The Bitcoin craze is catching on in India. While tech geeks and young investors eye the digital cryptocurrency as its value soars, the government, too, is contemplating a course of action surrounding its regulation.
In a move expected to boost financial inclusion, the Department of Economic Affairs in the Ministry of Finance in India has formed an inter-disciplinary committee to examine the framework on virtual currencies. (It is expected to share its findings next month.) In addition, the government initiated a discussion on its forum MyGov to seek public opinion on virtual currencies. Clearly, despite some initial reservations, the Indian government is keen on understanding how Bitcoin works and is willing to deploy resources to build frameworks.
Bitcoin investors and companies welcome these efforts. They feel will it allow them to address concerns over security and risks pertaining to the use of Bitcoin, and eventually work towards improving its infrastructure.
The majority of Indians who participated in the discussion on MyGov expressed interest in seeing Bitcoin become a larger part of the financial and trading systems in India. But, they were also apprehensive about its reliability as a currency. There have been reports of bitcoin trading amounting to money-laundering and that it propagates the financing of terrorist outfits.
Hesham Rehman, CEO and cofounder of Bitxoxo, understands the concerns but urges that “there is nothing corrupt about cryptocurrencies—they enable direct transactions with no third-party intervention.”
Still, Indian Bitcoin companies are observing an increase in customers. After Prime Minister Narendra Modi’s demonetization move last November, numbers surged and it believed there are nearly 600,000 Bitcoin users in India, according to the founders of several bitcoin outfits. Companies also attribute growing interest to the increase in internet penetration, the success of Bitcoin overseas and the allure of the returns on unconventional investments.
Keeping Bitcoin secure
To keep their user base growing, India’s Bitcoin companies are keen on proving their platforms are trustworthy. They’re implementing multiple security checks, and all Bitcoin companies seek a valid ID proof from users that include government-verified address documents, a Permanent Account Number (PAN) or an Aadhaar number. Some companies even conduct voice verification and seek bank account details.
Benson Samuel, chief technology officer and founder of Coinsecure says, “These are expensive but necessary steps. By improving our infrastructure, current customers are assuaged and future customers are confident.” Aside from providing a strong security infrastructure, Samuel also believes that service providers should work towards simplifying the Bitcoin interface for users, which would encourage more people to adopt the technology.

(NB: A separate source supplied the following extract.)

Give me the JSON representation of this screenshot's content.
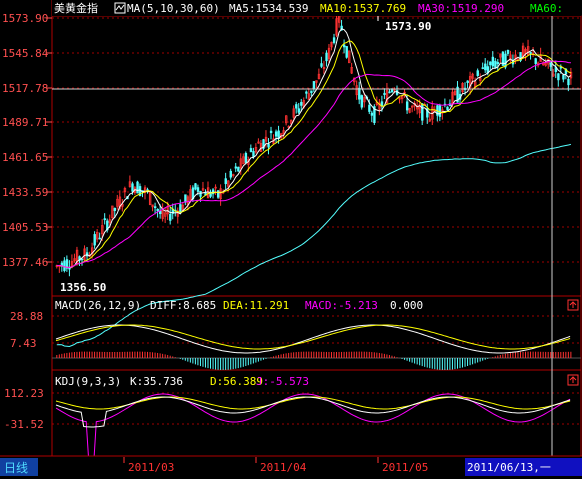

Private Bitcoin companies have even formed their own association: the Digital Assets and Blockchain Foundation India (DABFI). The self-regulated entity is working towards educating the masses about cryptocurrencies and propagating best industry practices for businesses. Rashmit Gupta, whose company SearchTrade is a founding member of DABFI, says that it aims “to create more confidence among the public to use Bitcoin, and eventually increase the use of digital tokens more effectively.”
Growing investor confidence
Such efforts have not gone in vain. Until 2013, Bitcoin wasn’t very popular in India. Now, there’s a fast-growing customer base as well as rising investor confidence.
Unocoin raised $1.5 million USD, a record for an Indian digital currency outfit, and is paving the way for domestic and international investors to support Indian Bitcoin companies. Another bitcoin company Zebpay raised $1 million USD in 2016, largely from Claris Life Sciences and Jindal Worldwide.
Arpit Agarwal, principal at Mumbai-based Blume Ventures, urges venture capitalists to keep an open mind when it comes to Bitcoin companies. “Some financial investors are rightfully cautious about investing in this space due to lack of regulatory clarity. But, the government is working with private players to sketch regulatory frameworks that boost innovation as well as ensure safety of the platforms,” he says.
A promising future
Bitcoin’s future in India looks promising. Service providers are keen to expand the scope of usage, with the hope that the government and regulatory authorities provides them adequate frameworks.
Currently, Bitcoins are used to make purchases through mobile apps and buy gift vouchers. In the future, companies plan to step up the infrastructure that would support remittances to India and provide online financial solutions for the country’s unbanked population.